* **Task**
Provide an exact copy of the data, excluding the images.

* **Data to use**
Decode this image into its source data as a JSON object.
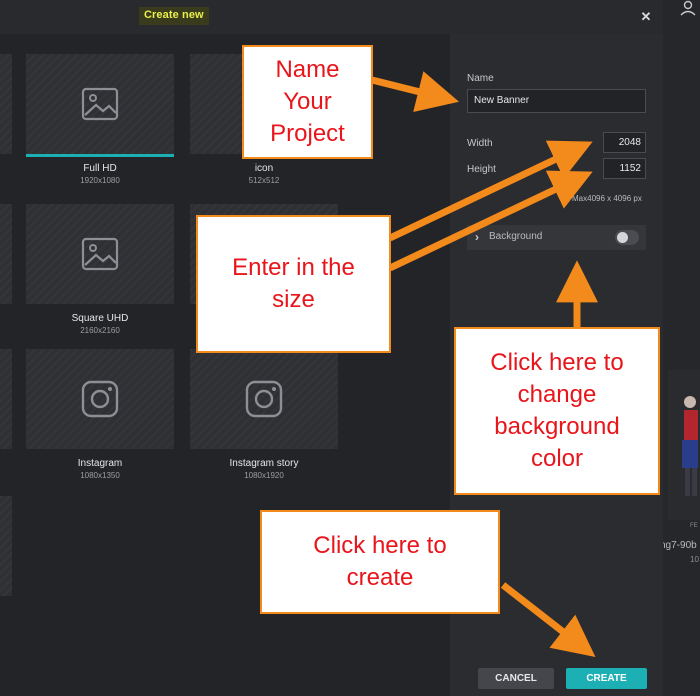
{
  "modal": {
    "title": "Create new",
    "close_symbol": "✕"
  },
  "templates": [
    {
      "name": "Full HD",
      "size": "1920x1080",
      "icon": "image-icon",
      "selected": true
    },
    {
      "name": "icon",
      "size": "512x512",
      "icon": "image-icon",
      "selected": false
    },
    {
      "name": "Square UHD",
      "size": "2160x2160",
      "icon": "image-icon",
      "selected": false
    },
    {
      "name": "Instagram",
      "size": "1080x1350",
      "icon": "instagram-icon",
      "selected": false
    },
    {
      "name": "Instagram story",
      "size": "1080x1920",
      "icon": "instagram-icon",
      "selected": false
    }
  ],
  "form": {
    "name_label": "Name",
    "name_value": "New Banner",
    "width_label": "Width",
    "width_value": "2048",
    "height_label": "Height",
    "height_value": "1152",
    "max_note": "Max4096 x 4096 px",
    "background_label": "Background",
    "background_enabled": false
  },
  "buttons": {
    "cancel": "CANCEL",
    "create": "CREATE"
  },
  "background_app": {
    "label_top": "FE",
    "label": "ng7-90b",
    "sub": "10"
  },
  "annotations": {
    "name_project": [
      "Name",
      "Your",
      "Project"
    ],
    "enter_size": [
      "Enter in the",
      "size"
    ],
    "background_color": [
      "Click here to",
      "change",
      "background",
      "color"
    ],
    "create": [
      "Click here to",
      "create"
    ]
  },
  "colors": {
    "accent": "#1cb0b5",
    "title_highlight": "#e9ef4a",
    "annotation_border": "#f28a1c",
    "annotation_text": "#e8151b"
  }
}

* **Written solution**
Decode this image into its source data as a JSON object.
{
  "modal": {
    "title": "Create new",
    "close_symbol": "✕"
  },
  "templates": [
    {
      "name": "Full HD",
      "size": "1920x1080",
      "icon": "image-icon",
      "selected": true
    },
    {
      "name": "icon",
      "size": "512x512",
      "icon": "image-icon",
      "selected": false
    },
    {
      "name": "Square UHD",
      "size": "2160x2160",
      "icon": "image-icon",
      "selected": false
    },
    {
      "name": "Instagram",
      "size": "1080x1350",
      "icon": "instagram-icon",
      "selected": false
    },
    {
      "name": "Instagram story",
      "size": "1080x1920",
      "icon": "instagram-icon",
      "selected": false
    }
  ],
  "form": {
    "name_label": "Name",
    "name_value": "New Banner",
    "width_label": "Width",
    "width_value": "2048",
    "height_label": "Height",
    "height_value": "1152",
    "max_note": "Max4096 x 4096 px",
    "background_label": "Background",
    "background_enabled": false
  },
  "buttons": {
    "cancel": "CANCEL",
    "create": "CREATE"
  },
  "background_app": {
    "label_top": "FE",
    "label": "ng7-90b",
    "sub": "10"
  },
  "annotations": {
    "name_project": [
      "Name",
      "Your",
      "Project"
    ],
    "enter_size": [
      "Enter in the",
      "size"
    ],
    "background_color": [
      "Click here to",
      "change",
      "background",
      "color"
    ],
    "create": [
      "Click here to",
      "create"
    ]
  },
  "colors": {
    "accent": "#1cb0b5",
    "title_highlight": "#e9ef4a",
    "annotation_border": "#f28a1c",
    "annotation_text": "#e8151b"
  }
}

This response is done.